After passing the bar in 1990, Harris joined the Alameda County District Attorney’s Office in Oakland where she focused on prosecuting child sexual assault cases. In 2003, she became the first Black woman in California to be elected San Francisco’s district attorney. Harris faced negative headlines during her time as DA after voicing support for a law that not only made truancy a misdemeanor but also punished their parents.
Harris was elected attorney general of California in 2010, the first Black woman to serve in that capacity. Many Blacks were upset that she refused to investigate the police shootings of two Black men in 2014 and 2015. While serving as attorney general, she also caught backlash from members of California’s Legislative Black Caucus after she refused to support a bill in 2015 that would require her office to independently investigate fatal police shootings.
“There is no question that we need to have changes in the system so that there is greater fairness,” Harris told the Los Angeles Times in 2016. “That is a lot of the work that we have been doing.”
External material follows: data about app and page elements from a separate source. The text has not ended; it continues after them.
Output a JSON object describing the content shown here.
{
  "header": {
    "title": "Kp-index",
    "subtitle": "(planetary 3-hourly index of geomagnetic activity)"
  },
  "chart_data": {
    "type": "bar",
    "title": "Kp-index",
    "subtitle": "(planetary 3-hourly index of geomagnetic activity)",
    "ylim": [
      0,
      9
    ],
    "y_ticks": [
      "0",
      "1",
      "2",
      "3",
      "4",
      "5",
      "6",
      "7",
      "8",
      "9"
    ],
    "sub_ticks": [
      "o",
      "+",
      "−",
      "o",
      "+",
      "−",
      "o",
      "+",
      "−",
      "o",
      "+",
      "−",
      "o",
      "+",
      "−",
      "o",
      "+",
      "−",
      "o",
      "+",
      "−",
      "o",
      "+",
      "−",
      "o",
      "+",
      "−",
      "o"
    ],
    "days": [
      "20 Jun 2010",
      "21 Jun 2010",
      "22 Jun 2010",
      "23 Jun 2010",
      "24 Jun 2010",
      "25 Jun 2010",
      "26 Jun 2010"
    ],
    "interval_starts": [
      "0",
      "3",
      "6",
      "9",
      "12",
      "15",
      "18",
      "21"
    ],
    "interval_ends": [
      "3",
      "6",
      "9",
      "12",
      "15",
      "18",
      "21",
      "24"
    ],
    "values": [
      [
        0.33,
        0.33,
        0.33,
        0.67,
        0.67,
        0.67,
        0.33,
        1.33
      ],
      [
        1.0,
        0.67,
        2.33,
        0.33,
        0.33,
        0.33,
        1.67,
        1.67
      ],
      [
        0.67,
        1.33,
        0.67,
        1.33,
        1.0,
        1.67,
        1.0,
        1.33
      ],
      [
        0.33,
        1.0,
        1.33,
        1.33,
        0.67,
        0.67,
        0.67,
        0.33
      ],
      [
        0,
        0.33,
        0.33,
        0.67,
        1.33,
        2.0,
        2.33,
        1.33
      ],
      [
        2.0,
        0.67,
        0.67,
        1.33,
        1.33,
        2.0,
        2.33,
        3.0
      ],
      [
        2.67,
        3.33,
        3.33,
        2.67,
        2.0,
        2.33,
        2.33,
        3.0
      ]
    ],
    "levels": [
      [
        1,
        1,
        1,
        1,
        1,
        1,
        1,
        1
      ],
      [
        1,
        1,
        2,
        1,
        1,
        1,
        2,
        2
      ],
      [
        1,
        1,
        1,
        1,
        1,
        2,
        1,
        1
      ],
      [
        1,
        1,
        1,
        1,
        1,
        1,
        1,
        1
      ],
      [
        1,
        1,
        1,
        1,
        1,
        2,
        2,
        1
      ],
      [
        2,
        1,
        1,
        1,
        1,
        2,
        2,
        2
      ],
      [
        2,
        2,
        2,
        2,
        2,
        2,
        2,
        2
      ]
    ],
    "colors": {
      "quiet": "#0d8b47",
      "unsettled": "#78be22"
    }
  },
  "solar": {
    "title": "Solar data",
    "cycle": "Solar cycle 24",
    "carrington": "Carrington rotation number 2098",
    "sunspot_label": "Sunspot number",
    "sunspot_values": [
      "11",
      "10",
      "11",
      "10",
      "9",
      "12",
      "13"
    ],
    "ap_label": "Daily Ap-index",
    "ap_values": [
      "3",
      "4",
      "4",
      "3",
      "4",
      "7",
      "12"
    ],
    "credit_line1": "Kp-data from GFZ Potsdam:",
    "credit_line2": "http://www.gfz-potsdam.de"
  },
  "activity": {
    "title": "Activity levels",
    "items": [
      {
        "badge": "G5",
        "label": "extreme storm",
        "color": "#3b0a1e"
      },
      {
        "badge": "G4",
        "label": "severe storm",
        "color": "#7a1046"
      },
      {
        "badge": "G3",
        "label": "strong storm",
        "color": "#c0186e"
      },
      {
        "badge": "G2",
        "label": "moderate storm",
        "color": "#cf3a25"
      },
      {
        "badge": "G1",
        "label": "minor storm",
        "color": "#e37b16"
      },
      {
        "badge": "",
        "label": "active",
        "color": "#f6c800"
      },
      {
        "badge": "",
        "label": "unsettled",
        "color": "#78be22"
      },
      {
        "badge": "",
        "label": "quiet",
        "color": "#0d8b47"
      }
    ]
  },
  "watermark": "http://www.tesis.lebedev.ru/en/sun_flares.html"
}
But to her credit, Harris was the first attorney general in the nation to create a crime deterrent program. It was similar to another program she established in San Francisco called “Back on Track,” which helped former offenders reintegrate into their communities and assisted them with housing needs, child support services, financial literacy training and employment. The program also provided participants with individualized case management services, family reunification services, health services, and assistance with obtaining necessary government-issued documents, such as birth certificates, Social Security cards and California identification cards.
“Shutting the revolving door of the criminal justice system requires innovative, results-driven policies and initiatives that help offenders get their lives back on track,” Harris said in a statement in 2016. “The lessons we’ve learned through Back on Track-Los Angeles … can serve as a blueprint for public agencies, private sector partners and social service providers seeking proven ways to improve reentry efforts and curb recidivism.”
After she was elected to the U.S. Senate in 2016, Harris championed criminal justice reform, introducing bills such as the Pretrial Integrity and Safety Act, which would restructure the bail system in jails across the nation.
But beyond her legal and political background, Harris’ ascension as a presidential running mate serves as inspiration for Black girls and boys everywhere.
“All across this country, a whole new generation of children is growing up hearing the cries for justice and the chance of hope on which I was raised. And, trust me: it’s a song you’ll never forget,” Harris said during her Aug. 12 acceptance speech. “So, to everyone keeping up the fight, you are doing something. You are doing something great. You are the heroes of our time, and you are the reason I know we are going to bring our country closer to realizing its great promise. But to do it, we’ll need to work, organize and vote like never before because we need more than a victory on Nov. 3. We need a mandate that proves that the past few years do not represent who we are or who we aspire to be.”
Cover image courtesy of www.senate.gov.